One of the concerns during pregnancy is whether women can still keep coloring hair. These concerns arise from the fact that many of the dye precursors are carcinogenic. Research regarding the impact of these dyes on the fetus is limited. To date the dyes have not been proven unsafe. But, doctors tend to err on the safe side advising their patients to wait after the first trimester to dye hair. For those who would rather avoid hair dyes altogether, they often consider bleaching hair during pregnancy. But the question is: how safe is bleaching?
Hair bleaching uses hydrogen peroxide and salts of persulfates. In brief, the hydrogen peroxide gets activated in the presence of persulfates and oxidizes the pigments in hair(melanin). The change in the chemical structure of these pigments cause them to lose their color. Thus bleaching occurs. Learn more about the bleaching process here.

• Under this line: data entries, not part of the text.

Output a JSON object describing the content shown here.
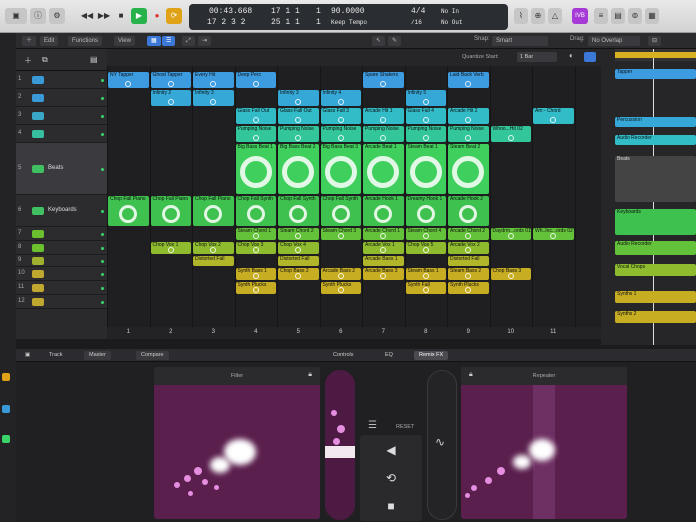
{
  "transport": {
    "time_top": "00:43.668",
    "time_bottom": "17 2 3 2",
    "bars_top": "17 1 1",
    "bars_one": "1",
    "bars_bottom": "25 1 1",
    "tempo": "90.0000",
    "tempo_label": "Keep Tempo",
    "sig_top": "4/4",
    "sig_bottom": "/16",
    "key_top": "No In",
    "key_bottom": "No Out"
  },
  "top_badge": "IVB",
  "toolbar": {
    "edit": "Edit",
    "functions": "Functions",
    "view": "View",
    "snap_label": "Snap:",
    "snap_value": "Smart",
    "drag_label": "Drag:",
    "drag_value": "No Overlap",
    "quantize_label": "Quantize Start:",
    "quantize_value": "1 Bar"
  },
  "tracks": [
    {
      "num": "1",
      "name": "",
      "color": "#3a9ad8"
    },
    {
      "num": "2",
      "name": "",
      "color": "#3a9ad8"
    },
    {
      "num": "3",
      "name": "",
      "color": "#3aa6c8"
    },
    {
      "num": "4",
      "name": "",
      "color": "#37c0a0"
    },
    {
      "num": "5",
      "name": "Beats",
      "color": "#40c060"
    },
    {
      "num": "6",
      "name": "Keyboards",
      "color": "#40c060"
    },
    {
      "num": "7",
      "name": "",
      "color": "#6bc030"
    },
    {
      "num": "8",
      "name": "",
      "color": "#6bc030"
    },
    {
      "num": "9",
      "name": "",
      "color": "#a0b030"
    },
    {
      "num": "10",
      "name": "",
      "color": "#c0a830"
    },
    {
      "num": "11",
      "name": "",
      "color": "#c0a830"
    },
    {
      "num": "12",
      "name": "",
      "color": "#c0a830"
    }
  ],
  "cells": [
    {
      "lbl": "NY Tapper",
      "col": 0,
      "row": 0,
      "color": "#3d9be0"
    },
    {
      "lbl": "Ghost Tapper",
      "col": 1,
      "row": 0,
      "color": "#3d9be0"
    },
    {
      "lbl": "Every Hit",
      "col": 2,
      "row": 0,
      "color": "#3d9be0"
    },
    {
      "lbl": "Deep Perc",
      "col": 3,
      "row": 0,
      "color": "#3d9be0"
    },
    {
      "lbl": "Spare Shakers",
      "col": 6,
      "row": 0,
      "color": "#3d9be0"
    },
    {
      "lbl": "Laid Back Verb",
      "col": 8,
      "row": 0,
      "color": "#3d9be0"
    },
    {
      "lbl": "Infinity 2",
      "col": 1,
      "row": 1,
      "color": "#35a8d8"
    },
    {
      "lbl": "Infinity 3",
      "col": 2,
      "row": 1,
      "color": "#35a8d8"
    },
    {
      "lbl": "Infinity 3",
      "col": 4,
      "row": 1,
      "color": "#35a8d8"
    },
    {
      "lbl": "Infinity 4",
      "col": 5,
      "row": 1,
      "color": "#35a8d8"
    },
    {
      "lbl": "Infinity 5",
      "col": 7,
      "row": 1,
      "color": "#35a8d8"
    },
    {
      "lbl": "Glass Fall Out",
      "col": 3,
      "row": 2,
      "color": "#32bcc8"
    },
    {
      "lbl": "Glass Fall Out",
      "col": 4,
      "row": 2,
      "color": "#32bcc8"
    },
    {
      "lbl": "Glass Fall 3",
      "col": 5,
      "row": 2,
      "color": "#32bcc8"
    },
    {
      "lbl": "Arcade Hit 1",
      "col": 6,
      "row": 2,
      "color": "#32bcc8"
    },
    {
      "lbl": "Glass Fall 4",
      "col": 7,
      "row": 2,
      "color": "#32bcc8"
    },
    {
      "lbl": "Arcade Hit 2",
      "col": 8,
      "row": 2,
      "color": "#32bcc8"
    },
    {
      "lbl": "Am - Chord",
      "col": 10,
      "row": 2,
      "color": "#32bcc8"
    },
    {
      "lbl": "Pumping Noise",
      "col": 3,
      "row": 3,
      "color": "#33c69b"
    },
    {
      "lbl": "Pumping Noise",
      "col": 4,
      "row": 3,
      "color": "#33c69b"
    },
    {
      "lbl": "Pumping Noise",
      "col": 5,
      "row": 3,
      "color": "#33c69b"
    },
    {
      "lbl": "Pumping Noise",
      "col": 6,
      "row": 3,
      "color": "#33c69b"
    },
    {
      "lbl": "Pumping Noise",
      "col": 7,
      "row": 3,
      "color": "#33c69b"
    },
    {
      "lbl": "Pumping Noise",
      "col": 8,
      "row": 3,
      "color": "#33c69b"
    },
    {
      "lbl": "Whoo...Hit 02",
      "col": 9,
      "row": 3,
      "color": "#33c69b"
    },
    {
      "lbl": "Big Bass Beat 1",
      "col": 3,
      "row": 4,
      "color": "#3fcf5c"
    },
    {
      "lbl": "Big Bass Beat 2",
      "col": 4,
      "row": 4,
      "color": "#3fcf5c"
    },
    {
      "lbl": "Big Bass Beat 3",
      "col": 5,
      "row": 4,
      "color": "#3fcf5c"
    },
    {
      "lbl": "Arcade Beat 1",
      "col": 6,
      "row": 4,
      "color": "#3fcf5c"
    },
    {
      "lbl": "Steam Beat 1",
      "col": 7,
      "row": 4,
      "color": "#3fcf5c"
    },
    {
      "lbl": "Steam Beat 2",
      "col": 8,
      "row": 4,
      "color": "#3fcf5c"
    },
    {
      "lbl": "Chop Fall Piano",
      "col": 0,
      "row": 5,
      "color": "#3ec14e"
    },
    {
      "lbl": "Chop Fall Piano",
      "col": 1,
      "row": 5,
      "color": "#3ec14e"
    },
    {
      "lbl": "Chop Fall Piano",
      "col": 2,
      "row": 5,
      "color": "#3ec14e"
    },
    {
      "lbl": "Chop Fall Synth",
      "col": 3,
      "row": 5,
      "color": "#3ec14e"
    },
    {
      "lbl": "Chop Fall Synth",
      "col": 4,
      "row": 5,
      "color": "#3ec14e"
    },
    {
      "lbl": "Chop Fall Synth",
      "col": 5,
      "row": 5,
      "color": "#3ec14e"
    },
    {
      "lbl": "Arcade Hook 1",
      "col": 6,
      "row": 5,
      "color": "#3ec14e"
    },
    {
      "lbl": "Dreamy Hook 1",
      "col": 7,
      "row": 5,
      "color": "#3ec14e"
    },
    {
      "lbl": "Arcade Hook 2",
      "col": 8,
      "row": 5,
      "color": "#3ec14e"
    },
    {
      "lbl": "Steam Chord 1",
      "col": 3,
      "row": 6,
      "color": "#64c23a"
    },
    {
      "lbl": "Steam Chord 2",
      "col": 4,
      "row": 6,
      "color": "#64c23a"
    },
    {
      "lbl": "Steam Chord 3",
      "col": 5,
      "row": 6,
      "color": "#64c23a"
    },
    {
      "lbl": "Arcade Chord 1",
      "col": 6,
      "row": 6,
      "color": "#64c23a"
    },
    {
      "lbl": "Steam Chord 4",
      "col": 7,
      "row": 6,
      "color": "#64c23a"
    },
    {
      "lbl": "Arcade Chord 2",
      "col": 8,
      "row": 6,
      "color": "#64c23a"
    },
    {
      "lbl": "Daydrm...ords 01",
      "col": 9,
      "row": 6,
      "color": "#64c23a"
    },
    {
      "lbl": "Wh..Inc...ords 02",
      "col": 10,
      "row": 6,
      "color": "#64c23a"
    },
    {
      "lbl": "Chop Vox 1",
      "col": 1,
      "row": 7,
      "color": "#8ebc2e"
    },
    {
      "lbl": "Chop Vox 2",
      "col": 2,
      "row": 7,
      "color": "#8ebc2e"
    },
    {
      "lbl": "Chop Vox 3",
      "col": 3,
      "row": 7,
      "color": "#8ebc2e"
    },
    {
      "lbl": "Chop Vox 4",
      "col": 4,
      "row": 7,
      "color": "#8ebc2e"
    },
    {
      "lbl": "Arcade Vox 1",
      "col": 6,
      "row": 7,
      "color": "#8ebc2e"
    },
    {
      "lbl": "Chop Vox 5",
      "col": 7,
      "row": 7,
      "color": "#8ebc2e"
    },
    {
      "lbl": "Arcade Vox 2",
      "col": 8,
      "row": 7,
      "color": "#8ebc2e"
    },
    {
      "lbl": "Distorted Fall",
      "col": 2,
      "row": 8,
      "color": "#b1b52a"
    },
    {
      "lbl": "Distorted Fall",
      "col": 4,
      "row": 8,
      "color": "#b1b52a"
    },
    {
      "lbl": "Arcade Bass 1",
      "col": 6,
      "row": 8,
      "color": "#b1b52a"
    },
    {
      "lbl": "Distorted Fall",
      "col": 8,
      "row": 8,
      "color": "#b1b52a"
    },
    {
      "lbl": "Synth Bass 1",
      "col": 3,
      "row": 9,
      "color": "#c7ad22"
    },
    {
      "lbl": "Chop Bass 2",
      "col": 4,
      "row": 9,
      "color": "#c7ad22"
    },
    {
      "lbl": "Arcade Bass 2",
      "col": 5,
      "row": 9,
      "color": "#c7ad22"
    },
    {
      "lbl": "Arcade Bass 3",
      "col": 6,
      "row": 9,
      "color": "#c7ad22"
    },
    {
      "lbl": "Steam Bass 1",
      "col": 7,
      "row": 9,
      "color": "#c7ad22"
    },
    {
      "lbl": "Steam Bass 2",
      "col": 8,
      "row": 9,
      "color": "#c7ad22"
    },
    {
      "lbl": "Chop Bass 3",
      "col": 9,
      "row": 9,
      "color": "#c7ad22"
    },
    {
      "lbl": "Synth Plucks",
      "col": 3,
      "row": 10,
      "color": "#c7ad22"
    },
    {
      "lbl": "Synth Plucks",
      "col": 5,
      "row": 10,
      "color": "#c7ad22"
    },
    {
      "lbl": "Synth Fall",
      "col": 7,
      "row": 10,
      "color": "#c7ad22"
    },
    {
      "lbl": "Synth Plucks",
      "col": 8,
      "row": 10,
      "color": "#c7ad22"
    }
  ],
  "scenes": [
    "1",
    "2",
    "3",
    "4",
    "5",
    "6",
    "7",
    "8",
    "9",
    "10",
    "11"
  ],
  "rightpanel": {
    "lanes": [
      {
        "label": "Tapper",
        "color": "#3d9be0"
      },
      {
        "label": "Percussion",
        "color": "#35a8d8"
      },
      {
        "label": "Audio Recorder",
        "color": "#32bcc8"
      },
      {
        "label": "Beats",
        "color": "#3fcf5c"
      },
      {
        "label": "Keyboards",
        "color": "#3ec14e"
      },
      {
        "label": "Audio Recorder",
        "color": "#64c23a"
      },
      {
        "label": "Vocal Chops",
        "color": "#8ebc2e"
      },
      {
        "label": "Synths 1",
        "color": "#c7ad22"
      },
      {
        "label": "Synths 2",
        "color": "#c7ad22"
      }
    ]
  },
  "inspector": {
    "track_tab": "Track",
    "master_tab": "Master",
    "compare_tab": "Compare",
    "controls_tab": "Controls",
    "eq_tab": "EQ",
    "remixfx_tab": "Remix FX",
    "left_pad_title": "Filter",
    "right_pad_title": "Repeater",
    "reset": "RESET"
  }
}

Hydrogen peroxide is corrosive to skin, eyes, and mucous membranes at high concentrations (>10%); lower concentrations like those used in bleaching (3-6%) may cause irritation. Source: CDC.
Other effects occur from inhalation or ingestion and may include gas embolism, gastric irritation, gastric distension and emesis, an accumulation of fluid in the lungs, unconsciousness, and respiratory arrest. Again this is likely to happen only at high concentrations.
Symptoms become more severe as the concentration of hydrogen peroxide increases. In a well ventilated room, most people shouldn’t be experiencing any irritation or allergic responses when bleaching hair.
Persulfate powders such as potassium persulfate can cause severe irritations even at low levels. Special care needs to be taken to avoid inhaling the powder during the mixing of the powder with the hydrogen peroxide.
Toxnet reports the following.
MILD TO MODERATE TOXICITY for potassium persulfate:
Irritants may cause swelling, redness, and pain at any site, especially at mucous membranes. The mouth, nose, and eyes are commonly affected. After inhalation, cough, tachypnea, and wheezing are common. With ingestion, nausea, vomiting, and diarrhea are common. With dermal exposure, redness, swelling, and pain may occur.
Bleaching hair during pregnancy
During pregnancy the volume of blood in the woman’s body increases. This makes her even more sensitive to chemicals. Additionally, certain smells can also trigger unwanted symptoms such as nausea, light headedness etc.
For that reason, if you feel that the hydrogen peroxide or persulfate seem to be causing symptoms like itchy throat, tearing, sneezing etc. you should stay away from bleaching hair during pregnancy. Chances are that your body is not reacting well to the chemicals. It is not clear if there could be any impact to the fetus as well. There is no reported or conclusive data in that respect. But again, if bleaching is making you sick in any way, better stay put for the next few months, and find alternatives.